Extracted data entries
--------------------
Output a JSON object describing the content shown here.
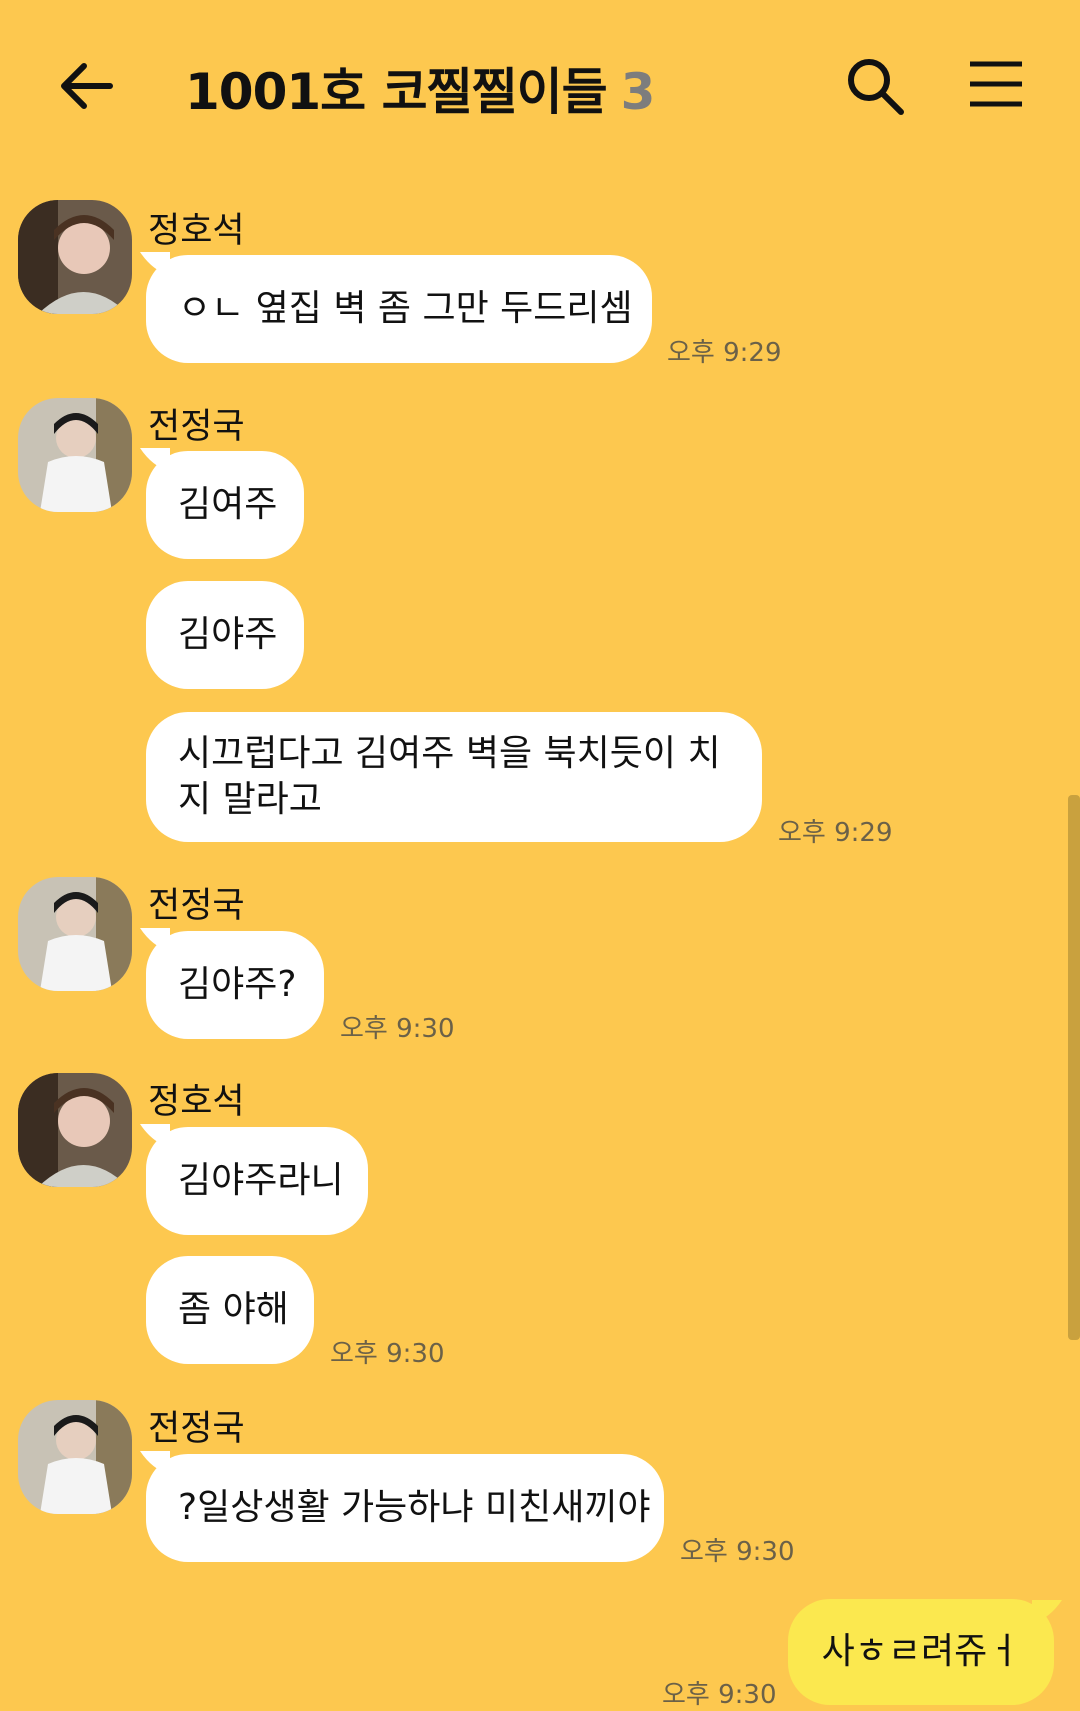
{
  "header": {
    "title": "1001호 코찔찔이들",
    "member_count": "3",
    "back_icon": "arrow-left-icon",
    "search_icon": "search-icon",
    "menu_icon": "menu-icon"
  },
  "messages": [
    {
      "sender": "정호석",
      "texts": [
        "ㅇㄴ 옆집 벽 좀 그만 두드리셈"
      ],
      "time": "오후 9:29"
    },
    {
      "sender": "전정국",
      "texts": [
        "김여주",
        "김야주",
        "시끄럽다고 김여주 벽을 북치듯이 치지 말라고"
      ],
      "time": "오후 9:29"
    },
    {
      "sender": "전정국",
      "texts": [
        "김야주?"
      ],
      "time": "오후 9:30"
    },
    {
      "sender": "정호석",
      "texts": [
        "김야주라니",
        "좀 야해"
      ],
      "time": "오후 9:30"
    },
    {
      "sender": "전정국",
      "texts": [
        "?일상생활 가능하냐 미친새끼야"
      ],
      "time": "오후 9:30"
    }
  ],
  "my_message": {
    "text": "사ㅎㄹ려쥬ㅓ",
    "time": "오후 9:30"
  },
  "colors": {
    "background": "#FDC84F",
    "bubble": "#FFFFFF",
    "my_bubble": "#FBE84F"
  }
}
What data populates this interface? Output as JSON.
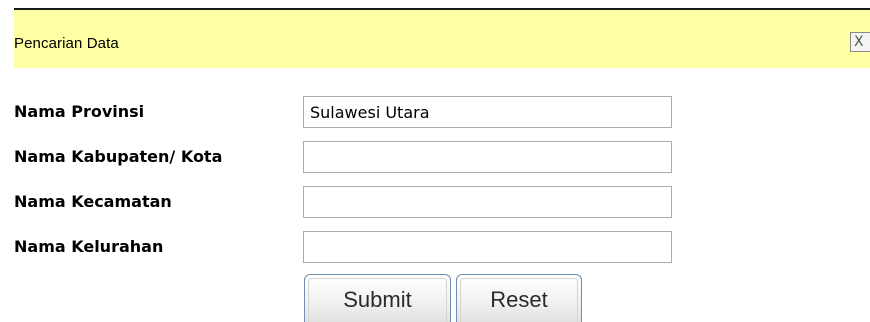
{
  "dialog": {
    "title": "Pencarian Data",
    "close_label": "X"
  },
  "form": {
    "provinsi": {
      "label": "Nama Provinsi",
      "value": "Sulawesi Utara"
    },
    "kabupaten": {
      "label": "Nama Kabupaten/ Kota",
      "value": ""
    },
    "kecamatan": {
      "label": "Nama Kecamatan",
      "value": ""
    },
    "kelurahan": {
      "label": "Nama Kelurahan",
      "value": ""
    }
  },
  "buttons": {
    "submit_label": "Submit",
    "reset_label": "Reset"
  },
  "colors": {
    "header_background": "#ffffa3",
    "button_border": "#6d8fb0"
  },
  "icons": {
    "close": "close-icon"
  }
}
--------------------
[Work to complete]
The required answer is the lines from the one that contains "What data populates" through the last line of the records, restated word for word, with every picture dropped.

[Reply]
What data populates this interface? Output as JSON.
{
  "dialog": {
    "title": "Pencarian Data",
    "close_label": "X"
  },
  "form": {
    "provinsi": {
      "label": "Nama Provinsi",
      "value": "Sulawesi Utara"
    },
    "kabupaten": {
      "label": "Nama Kabupaten/ Kota",
      "value": ""
    },
    "kecamatan": {
      "label": "Nama Kecamatan",
      "value": ""
    },
    "kelurahan": {
      "label": "Nama Kelurahan",
      "value": ""
    }
  },
  "buttons": {
    "submit_label": "Submit",
    "reset_label": "Reset"
  },
  "colors": {
    "header_background": "#ffffa3",
    "button_border": "#6d8fb0"
  },
  "icons": {
    "close": "close-icon"
  }
}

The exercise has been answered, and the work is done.